A team of students at Rice University developed an app that uses visual cues to mitigate that vexing symptom.
Image courtesy Rice University. Image has been cropped for size.
Studies have found that many people with Parkinson’s disease try to shroud their symptoms out of social fear. That obviously isn’t a good thing: Everyone deserves to make it through their day, or at least down the street, without fearing how their motions may look to others.
A team of Rice University engineering students have designed a system that might help those with the disease get through one of its most vexing symptoms in a way that’s pretty discreet in today’s society: By staring at a smartphone screen.
The phenomenon known as “freezing” occurs for many Parkinson’s patients. It’s when their limbs temporarily won’t do what their brain is telling them to, causing them to “freeze” during activities like walking. Sometimes, a simple visual cue can help spur their motion.
That’s where augmented reality (AR) comes in. The students developed a smartphone app that allows a user to place one of those cues, like a circle or block (see image above), to target where on the ground their next step should land . According to a brief from Rice, the cue is often enough to spur patients back into their gait.
“This is for patients who, in their day-to-day lives, experience freezing episodes,” one team member, Gaby Perez, said. The app can also use tactile and audio cues, which Perez said other devices meant to assist with the problem typically don’t incorporate.

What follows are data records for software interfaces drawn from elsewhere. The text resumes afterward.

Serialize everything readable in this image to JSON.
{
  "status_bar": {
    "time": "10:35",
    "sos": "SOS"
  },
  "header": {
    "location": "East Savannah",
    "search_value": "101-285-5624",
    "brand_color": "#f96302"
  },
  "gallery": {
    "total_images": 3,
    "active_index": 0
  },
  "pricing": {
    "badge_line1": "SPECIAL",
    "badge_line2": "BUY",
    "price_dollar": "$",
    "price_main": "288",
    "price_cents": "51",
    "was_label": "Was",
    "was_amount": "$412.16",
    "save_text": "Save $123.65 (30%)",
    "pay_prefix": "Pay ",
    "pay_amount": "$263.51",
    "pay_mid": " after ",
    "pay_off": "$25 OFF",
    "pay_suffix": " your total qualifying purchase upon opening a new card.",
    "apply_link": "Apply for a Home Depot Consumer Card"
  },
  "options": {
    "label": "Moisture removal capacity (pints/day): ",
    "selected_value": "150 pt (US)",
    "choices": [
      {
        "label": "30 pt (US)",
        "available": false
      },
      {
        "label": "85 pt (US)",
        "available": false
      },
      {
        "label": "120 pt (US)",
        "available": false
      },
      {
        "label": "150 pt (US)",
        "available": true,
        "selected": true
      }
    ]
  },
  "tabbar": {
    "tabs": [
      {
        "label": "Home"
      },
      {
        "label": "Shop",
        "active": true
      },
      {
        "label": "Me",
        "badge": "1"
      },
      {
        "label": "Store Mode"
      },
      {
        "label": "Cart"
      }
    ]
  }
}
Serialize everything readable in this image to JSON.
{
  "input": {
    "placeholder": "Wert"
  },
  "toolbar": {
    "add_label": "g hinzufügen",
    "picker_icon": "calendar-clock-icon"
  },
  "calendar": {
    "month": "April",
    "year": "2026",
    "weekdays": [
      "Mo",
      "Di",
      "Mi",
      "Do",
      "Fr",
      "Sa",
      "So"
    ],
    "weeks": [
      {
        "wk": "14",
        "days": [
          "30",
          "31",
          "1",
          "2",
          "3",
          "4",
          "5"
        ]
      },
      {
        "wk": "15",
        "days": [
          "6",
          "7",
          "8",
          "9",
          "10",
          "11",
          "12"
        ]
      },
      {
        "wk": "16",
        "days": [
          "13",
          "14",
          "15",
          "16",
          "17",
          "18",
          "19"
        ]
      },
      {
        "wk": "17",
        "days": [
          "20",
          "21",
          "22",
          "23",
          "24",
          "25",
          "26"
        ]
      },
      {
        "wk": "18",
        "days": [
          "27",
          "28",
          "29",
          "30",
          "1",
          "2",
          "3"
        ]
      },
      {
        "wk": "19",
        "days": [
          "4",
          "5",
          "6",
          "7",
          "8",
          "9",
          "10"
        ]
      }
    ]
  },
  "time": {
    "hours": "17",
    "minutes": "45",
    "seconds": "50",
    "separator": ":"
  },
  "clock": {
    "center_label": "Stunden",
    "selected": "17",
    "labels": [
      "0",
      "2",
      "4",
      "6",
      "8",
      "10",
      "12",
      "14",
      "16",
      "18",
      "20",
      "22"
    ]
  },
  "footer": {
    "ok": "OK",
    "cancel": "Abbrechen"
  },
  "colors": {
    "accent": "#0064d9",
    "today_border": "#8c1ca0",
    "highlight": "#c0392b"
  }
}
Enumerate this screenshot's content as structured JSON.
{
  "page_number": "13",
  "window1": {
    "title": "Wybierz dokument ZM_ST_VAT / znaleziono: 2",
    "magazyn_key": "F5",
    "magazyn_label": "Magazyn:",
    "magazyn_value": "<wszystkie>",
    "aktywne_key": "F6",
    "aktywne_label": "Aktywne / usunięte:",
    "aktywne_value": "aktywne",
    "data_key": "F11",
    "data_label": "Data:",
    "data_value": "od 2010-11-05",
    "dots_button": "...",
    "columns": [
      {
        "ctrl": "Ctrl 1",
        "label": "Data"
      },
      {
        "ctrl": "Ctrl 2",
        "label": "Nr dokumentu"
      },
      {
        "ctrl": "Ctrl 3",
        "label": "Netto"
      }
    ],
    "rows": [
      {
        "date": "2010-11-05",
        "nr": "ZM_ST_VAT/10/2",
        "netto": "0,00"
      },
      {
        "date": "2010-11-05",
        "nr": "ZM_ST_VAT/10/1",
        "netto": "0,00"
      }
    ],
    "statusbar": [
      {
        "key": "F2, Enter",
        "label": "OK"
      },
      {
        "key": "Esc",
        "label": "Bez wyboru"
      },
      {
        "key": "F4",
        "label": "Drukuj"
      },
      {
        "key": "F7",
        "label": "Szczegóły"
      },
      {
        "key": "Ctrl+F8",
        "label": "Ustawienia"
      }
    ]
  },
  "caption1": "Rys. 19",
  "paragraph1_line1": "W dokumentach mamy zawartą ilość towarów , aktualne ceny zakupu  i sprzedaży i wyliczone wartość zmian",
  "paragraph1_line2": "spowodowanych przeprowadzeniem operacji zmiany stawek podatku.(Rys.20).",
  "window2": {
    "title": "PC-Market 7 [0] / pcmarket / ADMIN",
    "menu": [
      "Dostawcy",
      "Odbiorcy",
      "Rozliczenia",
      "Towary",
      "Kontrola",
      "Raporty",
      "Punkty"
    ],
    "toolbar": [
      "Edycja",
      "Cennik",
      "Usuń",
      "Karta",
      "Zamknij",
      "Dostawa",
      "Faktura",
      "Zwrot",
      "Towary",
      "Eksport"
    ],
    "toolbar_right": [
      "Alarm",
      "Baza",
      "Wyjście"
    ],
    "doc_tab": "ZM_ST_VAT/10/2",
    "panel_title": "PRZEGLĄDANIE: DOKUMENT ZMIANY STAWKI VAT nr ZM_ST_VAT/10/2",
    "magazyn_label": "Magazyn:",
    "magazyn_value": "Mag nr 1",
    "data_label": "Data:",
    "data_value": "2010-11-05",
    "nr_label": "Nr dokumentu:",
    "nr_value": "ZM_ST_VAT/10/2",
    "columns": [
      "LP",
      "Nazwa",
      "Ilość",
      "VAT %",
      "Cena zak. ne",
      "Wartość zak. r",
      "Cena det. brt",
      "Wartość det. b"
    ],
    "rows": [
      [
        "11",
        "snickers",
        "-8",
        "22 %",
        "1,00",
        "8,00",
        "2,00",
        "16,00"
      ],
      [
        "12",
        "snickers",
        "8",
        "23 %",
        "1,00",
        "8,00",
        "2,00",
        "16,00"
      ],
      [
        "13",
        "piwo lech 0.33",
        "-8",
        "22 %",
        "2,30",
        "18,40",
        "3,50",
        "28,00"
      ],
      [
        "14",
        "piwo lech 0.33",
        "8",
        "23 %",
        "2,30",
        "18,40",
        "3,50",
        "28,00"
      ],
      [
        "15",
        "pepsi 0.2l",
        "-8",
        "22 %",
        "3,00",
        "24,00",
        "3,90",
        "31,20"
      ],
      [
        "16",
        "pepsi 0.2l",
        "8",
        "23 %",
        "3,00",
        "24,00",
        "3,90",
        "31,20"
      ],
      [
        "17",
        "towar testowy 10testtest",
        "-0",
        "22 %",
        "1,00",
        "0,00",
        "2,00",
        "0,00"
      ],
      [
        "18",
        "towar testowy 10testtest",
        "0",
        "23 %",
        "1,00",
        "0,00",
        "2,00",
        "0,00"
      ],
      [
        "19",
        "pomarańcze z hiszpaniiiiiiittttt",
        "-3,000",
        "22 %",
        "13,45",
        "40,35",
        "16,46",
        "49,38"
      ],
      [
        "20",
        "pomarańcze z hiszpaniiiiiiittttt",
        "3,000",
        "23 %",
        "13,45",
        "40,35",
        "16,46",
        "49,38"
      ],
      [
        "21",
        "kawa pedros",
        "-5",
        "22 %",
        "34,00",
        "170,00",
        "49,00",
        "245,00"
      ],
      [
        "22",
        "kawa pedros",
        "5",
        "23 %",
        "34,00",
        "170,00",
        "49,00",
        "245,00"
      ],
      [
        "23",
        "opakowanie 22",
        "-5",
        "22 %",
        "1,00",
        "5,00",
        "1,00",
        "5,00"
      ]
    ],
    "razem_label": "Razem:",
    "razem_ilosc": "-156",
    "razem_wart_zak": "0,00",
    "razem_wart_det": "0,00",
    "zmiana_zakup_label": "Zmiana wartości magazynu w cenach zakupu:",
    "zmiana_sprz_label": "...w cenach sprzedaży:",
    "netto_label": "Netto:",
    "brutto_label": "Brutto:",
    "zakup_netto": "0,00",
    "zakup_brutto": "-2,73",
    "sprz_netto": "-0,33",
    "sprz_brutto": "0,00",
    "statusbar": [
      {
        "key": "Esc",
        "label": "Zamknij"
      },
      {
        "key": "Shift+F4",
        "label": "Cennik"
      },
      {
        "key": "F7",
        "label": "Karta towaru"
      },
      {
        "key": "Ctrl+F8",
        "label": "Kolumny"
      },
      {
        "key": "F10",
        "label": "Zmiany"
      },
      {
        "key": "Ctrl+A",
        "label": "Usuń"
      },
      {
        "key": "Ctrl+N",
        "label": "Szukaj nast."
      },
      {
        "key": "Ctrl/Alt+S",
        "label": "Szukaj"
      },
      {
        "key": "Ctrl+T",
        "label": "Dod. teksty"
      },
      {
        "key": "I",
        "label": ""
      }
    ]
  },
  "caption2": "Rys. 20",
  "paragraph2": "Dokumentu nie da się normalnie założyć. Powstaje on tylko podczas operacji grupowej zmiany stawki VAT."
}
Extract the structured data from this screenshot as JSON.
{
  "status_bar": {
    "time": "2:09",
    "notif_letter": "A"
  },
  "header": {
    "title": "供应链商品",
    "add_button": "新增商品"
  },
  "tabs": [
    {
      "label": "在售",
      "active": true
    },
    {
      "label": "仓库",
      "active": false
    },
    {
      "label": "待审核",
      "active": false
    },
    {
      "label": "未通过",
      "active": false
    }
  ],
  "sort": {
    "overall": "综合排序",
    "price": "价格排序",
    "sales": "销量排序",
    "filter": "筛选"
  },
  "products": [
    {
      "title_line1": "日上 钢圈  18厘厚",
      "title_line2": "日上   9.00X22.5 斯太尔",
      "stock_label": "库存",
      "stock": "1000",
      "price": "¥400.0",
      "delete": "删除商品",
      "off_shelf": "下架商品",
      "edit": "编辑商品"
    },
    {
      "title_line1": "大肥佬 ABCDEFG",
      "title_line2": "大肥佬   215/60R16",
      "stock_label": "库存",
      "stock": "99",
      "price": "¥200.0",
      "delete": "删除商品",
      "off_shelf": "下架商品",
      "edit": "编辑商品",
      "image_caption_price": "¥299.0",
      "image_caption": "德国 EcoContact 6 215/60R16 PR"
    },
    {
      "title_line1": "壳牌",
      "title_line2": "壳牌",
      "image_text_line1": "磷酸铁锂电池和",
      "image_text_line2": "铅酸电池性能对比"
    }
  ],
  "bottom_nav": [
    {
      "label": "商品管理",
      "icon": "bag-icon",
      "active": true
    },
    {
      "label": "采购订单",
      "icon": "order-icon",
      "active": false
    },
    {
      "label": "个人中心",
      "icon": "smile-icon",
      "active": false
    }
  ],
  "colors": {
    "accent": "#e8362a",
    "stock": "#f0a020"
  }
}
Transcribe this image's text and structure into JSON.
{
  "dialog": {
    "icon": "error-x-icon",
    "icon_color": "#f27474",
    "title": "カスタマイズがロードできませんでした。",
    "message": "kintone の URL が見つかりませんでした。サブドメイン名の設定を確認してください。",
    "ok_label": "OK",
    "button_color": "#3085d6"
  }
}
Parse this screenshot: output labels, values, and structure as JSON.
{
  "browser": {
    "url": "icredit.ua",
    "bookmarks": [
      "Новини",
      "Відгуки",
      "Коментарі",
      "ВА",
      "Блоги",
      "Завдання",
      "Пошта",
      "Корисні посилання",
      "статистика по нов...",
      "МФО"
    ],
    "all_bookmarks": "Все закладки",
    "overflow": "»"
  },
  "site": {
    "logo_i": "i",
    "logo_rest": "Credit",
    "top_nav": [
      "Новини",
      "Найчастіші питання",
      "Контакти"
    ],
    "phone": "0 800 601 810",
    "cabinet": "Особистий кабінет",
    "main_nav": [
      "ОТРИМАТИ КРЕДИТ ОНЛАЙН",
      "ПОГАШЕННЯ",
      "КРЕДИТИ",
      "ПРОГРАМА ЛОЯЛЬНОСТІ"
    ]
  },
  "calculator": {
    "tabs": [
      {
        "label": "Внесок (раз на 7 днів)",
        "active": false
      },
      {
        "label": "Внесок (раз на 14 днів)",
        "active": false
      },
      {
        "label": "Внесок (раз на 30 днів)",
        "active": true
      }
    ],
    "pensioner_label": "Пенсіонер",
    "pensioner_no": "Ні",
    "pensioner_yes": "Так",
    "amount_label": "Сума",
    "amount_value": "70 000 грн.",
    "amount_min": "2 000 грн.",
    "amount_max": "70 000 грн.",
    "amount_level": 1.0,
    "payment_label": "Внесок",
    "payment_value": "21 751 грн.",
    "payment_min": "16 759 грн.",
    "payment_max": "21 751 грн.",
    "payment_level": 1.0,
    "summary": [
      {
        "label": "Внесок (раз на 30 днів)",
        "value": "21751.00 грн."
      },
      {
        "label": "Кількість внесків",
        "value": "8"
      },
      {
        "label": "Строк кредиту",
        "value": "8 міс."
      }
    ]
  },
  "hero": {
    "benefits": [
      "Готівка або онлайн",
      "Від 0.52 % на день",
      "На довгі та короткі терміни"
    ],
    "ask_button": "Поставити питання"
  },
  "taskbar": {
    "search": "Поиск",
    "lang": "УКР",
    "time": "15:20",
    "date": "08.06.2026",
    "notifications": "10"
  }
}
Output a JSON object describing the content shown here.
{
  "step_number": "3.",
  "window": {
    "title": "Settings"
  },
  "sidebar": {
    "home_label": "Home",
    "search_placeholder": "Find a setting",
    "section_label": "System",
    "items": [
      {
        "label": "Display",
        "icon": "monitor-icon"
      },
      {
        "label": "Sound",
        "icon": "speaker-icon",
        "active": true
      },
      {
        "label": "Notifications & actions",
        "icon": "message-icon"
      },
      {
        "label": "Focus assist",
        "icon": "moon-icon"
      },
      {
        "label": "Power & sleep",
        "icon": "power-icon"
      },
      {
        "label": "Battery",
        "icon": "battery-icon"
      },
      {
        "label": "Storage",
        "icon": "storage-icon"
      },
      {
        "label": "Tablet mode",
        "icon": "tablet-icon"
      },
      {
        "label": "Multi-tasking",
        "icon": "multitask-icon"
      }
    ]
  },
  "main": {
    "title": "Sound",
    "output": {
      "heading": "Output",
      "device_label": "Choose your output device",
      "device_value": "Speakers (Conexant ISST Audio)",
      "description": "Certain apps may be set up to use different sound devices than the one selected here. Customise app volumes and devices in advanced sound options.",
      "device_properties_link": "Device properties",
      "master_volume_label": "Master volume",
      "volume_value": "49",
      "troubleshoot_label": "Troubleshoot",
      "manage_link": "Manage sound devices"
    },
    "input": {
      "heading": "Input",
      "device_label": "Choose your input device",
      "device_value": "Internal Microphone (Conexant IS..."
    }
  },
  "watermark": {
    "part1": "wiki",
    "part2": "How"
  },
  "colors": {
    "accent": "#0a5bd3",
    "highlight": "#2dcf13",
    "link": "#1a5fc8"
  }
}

A smartphone app is also cheaper and more innocuous than those other solutions, like laser-guiding canes. One of Perez’s teammates, Dan Burke, said that the project “has the potential to work more effectively and at a fraction of the cost.” The app—which is more proof-of-concept than eventual product—was designed for iPhones, but the team said it should be adaptable to Android devices as well.
To help assist patients who may suffer from Parkinson’s-related tremors, the team helped design a lanyard phone holder that can make the device easier to hold. There’s been a lot of recent research on this front, too: A team in Finland just released a study about an optimizer they’d developed that uses artificial intelligence to create smartphone interfaces for people with various symptoms (including tremors) that can make touchscreens difficult to use. Another new study from Johns Hopkins University detailed an mHealth app developed to track Parkinson’s disease progression based on
The team at Rice—which calls itself Stairway to Stability—said that many of the patients they worked with are experiencing milder Parkinson’s symptoms, but that the freezing problem already affected all of them in some way.
“They’ve each talked about the mental gymnastics they go through to be able to move their feet again. They’re very interested in anything that can reduce that burden,” team member Keshev Rao said. His colleague, Kristen Smith, added that a discreet solution was one of their main goals.